*** Opening Dataset content ***

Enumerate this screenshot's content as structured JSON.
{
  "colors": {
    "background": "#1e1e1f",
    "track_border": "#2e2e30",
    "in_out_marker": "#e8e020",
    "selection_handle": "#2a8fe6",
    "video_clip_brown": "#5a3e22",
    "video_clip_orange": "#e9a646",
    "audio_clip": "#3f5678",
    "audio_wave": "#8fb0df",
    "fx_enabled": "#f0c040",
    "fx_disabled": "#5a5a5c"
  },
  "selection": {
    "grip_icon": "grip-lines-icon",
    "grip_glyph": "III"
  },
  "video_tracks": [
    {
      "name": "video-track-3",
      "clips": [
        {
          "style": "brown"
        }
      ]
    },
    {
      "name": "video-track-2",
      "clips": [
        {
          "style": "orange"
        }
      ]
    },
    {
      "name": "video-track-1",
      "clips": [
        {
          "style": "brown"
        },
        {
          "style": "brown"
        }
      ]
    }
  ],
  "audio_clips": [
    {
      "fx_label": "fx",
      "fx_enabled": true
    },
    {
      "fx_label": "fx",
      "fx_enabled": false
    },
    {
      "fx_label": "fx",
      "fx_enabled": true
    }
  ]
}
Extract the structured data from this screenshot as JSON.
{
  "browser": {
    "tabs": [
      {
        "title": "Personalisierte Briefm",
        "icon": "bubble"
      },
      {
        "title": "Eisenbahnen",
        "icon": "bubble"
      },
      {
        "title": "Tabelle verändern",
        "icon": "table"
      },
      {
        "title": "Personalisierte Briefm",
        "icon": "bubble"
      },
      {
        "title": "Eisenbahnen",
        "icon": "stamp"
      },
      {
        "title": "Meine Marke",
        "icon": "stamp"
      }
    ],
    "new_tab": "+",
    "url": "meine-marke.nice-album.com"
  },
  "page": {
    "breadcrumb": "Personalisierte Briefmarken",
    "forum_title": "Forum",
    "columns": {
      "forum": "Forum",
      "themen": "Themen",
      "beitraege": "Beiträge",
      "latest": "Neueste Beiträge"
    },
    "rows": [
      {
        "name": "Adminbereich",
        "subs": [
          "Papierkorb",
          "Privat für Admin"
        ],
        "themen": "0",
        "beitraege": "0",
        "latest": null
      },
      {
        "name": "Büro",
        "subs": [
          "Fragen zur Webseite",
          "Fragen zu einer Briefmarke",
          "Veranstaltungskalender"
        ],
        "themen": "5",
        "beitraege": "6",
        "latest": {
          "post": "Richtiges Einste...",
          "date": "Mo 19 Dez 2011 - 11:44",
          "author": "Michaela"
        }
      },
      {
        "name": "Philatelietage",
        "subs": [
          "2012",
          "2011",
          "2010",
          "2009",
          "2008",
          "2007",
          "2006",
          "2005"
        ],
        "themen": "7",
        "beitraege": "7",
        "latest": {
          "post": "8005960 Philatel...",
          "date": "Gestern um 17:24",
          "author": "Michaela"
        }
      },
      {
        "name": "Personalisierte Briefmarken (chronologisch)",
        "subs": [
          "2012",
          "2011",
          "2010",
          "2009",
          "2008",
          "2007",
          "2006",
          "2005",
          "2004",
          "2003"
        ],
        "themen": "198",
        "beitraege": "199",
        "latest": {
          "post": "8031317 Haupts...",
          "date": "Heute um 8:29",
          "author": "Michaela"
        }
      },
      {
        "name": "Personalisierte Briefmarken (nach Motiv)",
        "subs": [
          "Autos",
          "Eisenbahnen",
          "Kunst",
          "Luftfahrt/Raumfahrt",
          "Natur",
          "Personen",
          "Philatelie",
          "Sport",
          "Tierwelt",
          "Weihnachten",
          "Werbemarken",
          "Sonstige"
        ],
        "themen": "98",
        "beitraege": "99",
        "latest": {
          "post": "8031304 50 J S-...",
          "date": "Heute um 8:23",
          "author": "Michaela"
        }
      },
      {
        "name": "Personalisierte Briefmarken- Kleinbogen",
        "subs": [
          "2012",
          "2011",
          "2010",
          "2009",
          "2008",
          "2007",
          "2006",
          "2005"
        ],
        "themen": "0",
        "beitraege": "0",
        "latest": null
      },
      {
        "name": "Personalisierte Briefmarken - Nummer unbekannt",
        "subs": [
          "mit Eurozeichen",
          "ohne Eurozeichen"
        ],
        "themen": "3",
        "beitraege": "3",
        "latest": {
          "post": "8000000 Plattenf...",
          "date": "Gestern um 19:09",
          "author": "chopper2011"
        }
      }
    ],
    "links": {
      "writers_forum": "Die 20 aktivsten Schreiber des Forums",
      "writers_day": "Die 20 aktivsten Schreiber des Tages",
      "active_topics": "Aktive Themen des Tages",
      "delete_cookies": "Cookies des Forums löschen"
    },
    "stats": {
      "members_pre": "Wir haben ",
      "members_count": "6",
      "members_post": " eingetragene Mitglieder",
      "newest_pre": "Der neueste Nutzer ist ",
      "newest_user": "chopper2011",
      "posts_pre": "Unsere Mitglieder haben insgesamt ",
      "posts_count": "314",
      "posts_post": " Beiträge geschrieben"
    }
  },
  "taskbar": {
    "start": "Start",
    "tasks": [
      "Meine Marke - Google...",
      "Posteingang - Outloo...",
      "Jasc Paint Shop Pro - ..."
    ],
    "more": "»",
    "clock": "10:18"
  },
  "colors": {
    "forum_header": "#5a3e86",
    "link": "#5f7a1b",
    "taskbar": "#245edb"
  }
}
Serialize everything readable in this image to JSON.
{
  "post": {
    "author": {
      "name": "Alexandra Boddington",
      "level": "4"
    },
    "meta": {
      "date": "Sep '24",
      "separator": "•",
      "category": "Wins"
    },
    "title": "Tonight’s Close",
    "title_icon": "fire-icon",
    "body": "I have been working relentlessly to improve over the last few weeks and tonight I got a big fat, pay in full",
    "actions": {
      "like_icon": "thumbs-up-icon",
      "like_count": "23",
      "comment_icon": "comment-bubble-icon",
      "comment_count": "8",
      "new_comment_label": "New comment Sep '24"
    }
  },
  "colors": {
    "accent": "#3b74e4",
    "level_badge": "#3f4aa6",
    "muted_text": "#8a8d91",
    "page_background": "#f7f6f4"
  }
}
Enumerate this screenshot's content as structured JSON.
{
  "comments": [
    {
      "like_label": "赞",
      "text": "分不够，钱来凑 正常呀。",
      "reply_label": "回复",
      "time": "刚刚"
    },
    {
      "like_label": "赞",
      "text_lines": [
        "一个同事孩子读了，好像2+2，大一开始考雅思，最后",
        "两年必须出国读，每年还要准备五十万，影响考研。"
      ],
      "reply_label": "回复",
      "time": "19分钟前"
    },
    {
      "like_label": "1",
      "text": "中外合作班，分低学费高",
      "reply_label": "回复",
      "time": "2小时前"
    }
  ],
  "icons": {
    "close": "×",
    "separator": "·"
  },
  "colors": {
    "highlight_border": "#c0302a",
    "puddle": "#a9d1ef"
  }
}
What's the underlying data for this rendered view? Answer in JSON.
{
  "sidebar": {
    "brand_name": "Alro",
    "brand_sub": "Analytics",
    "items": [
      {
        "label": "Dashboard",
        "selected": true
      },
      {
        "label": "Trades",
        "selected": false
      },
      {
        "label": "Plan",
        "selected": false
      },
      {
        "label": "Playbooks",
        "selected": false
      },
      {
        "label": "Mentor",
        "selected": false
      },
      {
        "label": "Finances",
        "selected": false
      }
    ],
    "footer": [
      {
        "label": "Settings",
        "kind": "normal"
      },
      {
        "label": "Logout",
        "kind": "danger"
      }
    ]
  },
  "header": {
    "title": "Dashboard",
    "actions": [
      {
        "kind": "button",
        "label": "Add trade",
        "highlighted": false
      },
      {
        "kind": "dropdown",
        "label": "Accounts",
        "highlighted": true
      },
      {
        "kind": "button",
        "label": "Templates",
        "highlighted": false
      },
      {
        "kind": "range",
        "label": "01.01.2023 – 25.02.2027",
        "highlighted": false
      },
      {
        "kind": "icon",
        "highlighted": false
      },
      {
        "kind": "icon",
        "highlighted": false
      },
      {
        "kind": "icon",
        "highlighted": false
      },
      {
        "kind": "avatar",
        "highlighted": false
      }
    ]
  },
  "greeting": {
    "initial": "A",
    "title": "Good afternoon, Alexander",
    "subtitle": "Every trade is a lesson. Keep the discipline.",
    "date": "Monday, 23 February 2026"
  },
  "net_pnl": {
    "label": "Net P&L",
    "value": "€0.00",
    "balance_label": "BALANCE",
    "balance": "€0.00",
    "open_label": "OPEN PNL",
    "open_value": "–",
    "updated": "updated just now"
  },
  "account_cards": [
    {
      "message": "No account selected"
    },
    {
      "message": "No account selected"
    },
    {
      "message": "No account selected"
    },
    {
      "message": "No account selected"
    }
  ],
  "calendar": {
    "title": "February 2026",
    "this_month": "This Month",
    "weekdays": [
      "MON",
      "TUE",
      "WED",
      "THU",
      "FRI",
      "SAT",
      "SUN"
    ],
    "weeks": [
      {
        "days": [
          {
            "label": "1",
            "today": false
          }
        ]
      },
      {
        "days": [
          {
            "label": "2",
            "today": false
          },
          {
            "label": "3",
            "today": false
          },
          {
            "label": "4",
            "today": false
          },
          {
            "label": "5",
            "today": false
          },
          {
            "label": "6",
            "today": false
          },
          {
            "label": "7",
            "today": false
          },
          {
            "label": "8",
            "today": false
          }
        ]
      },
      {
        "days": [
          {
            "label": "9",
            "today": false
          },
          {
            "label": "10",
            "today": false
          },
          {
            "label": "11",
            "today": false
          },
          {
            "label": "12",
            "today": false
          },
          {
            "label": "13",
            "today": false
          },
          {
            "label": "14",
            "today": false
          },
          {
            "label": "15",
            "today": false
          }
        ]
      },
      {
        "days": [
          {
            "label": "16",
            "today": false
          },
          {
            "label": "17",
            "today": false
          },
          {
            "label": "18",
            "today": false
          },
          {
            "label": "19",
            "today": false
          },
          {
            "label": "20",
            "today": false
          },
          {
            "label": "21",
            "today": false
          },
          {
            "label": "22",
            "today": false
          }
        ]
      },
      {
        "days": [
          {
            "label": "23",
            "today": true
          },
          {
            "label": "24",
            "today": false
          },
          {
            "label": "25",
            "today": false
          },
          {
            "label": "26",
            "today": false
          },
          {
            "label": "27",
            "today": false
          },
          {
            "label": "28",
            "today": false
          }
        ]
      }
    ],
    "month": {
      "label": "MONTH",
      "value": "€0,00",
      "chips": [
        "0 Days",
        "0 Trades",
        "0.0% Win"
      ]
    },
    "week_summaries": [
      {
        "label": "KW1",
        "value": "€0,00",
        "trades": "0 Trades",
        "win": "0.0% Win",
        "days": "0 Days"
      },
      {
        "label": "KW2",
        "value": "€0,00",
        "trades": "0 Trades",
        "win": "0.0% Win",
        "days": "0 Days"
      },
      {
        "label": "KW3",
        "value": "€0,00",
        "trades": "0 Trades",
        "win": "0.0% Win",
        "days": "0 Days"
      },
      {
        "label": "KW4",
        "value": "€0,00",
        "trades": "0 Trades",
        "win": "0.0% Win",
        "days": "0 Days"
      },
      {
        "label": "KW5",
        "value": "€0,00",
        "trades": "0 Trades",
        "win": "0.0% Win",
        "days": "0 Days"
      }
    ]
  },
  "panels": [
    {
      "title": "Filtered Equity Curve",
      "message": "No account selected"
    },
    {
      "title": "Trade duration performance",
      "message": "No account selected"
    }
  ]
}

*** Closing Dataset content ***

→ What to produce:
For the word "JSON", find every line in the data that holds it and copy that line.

→ The completed task:
Enumerate this screenshot's content as structured JSON.
Extract the structured data from this screenshot as JSON.
Serialize everything readable in this image to JSON.
Enumerate this screenshot's content as structured JSON.
What's the underlying data for this rendered view? Answer in JSON.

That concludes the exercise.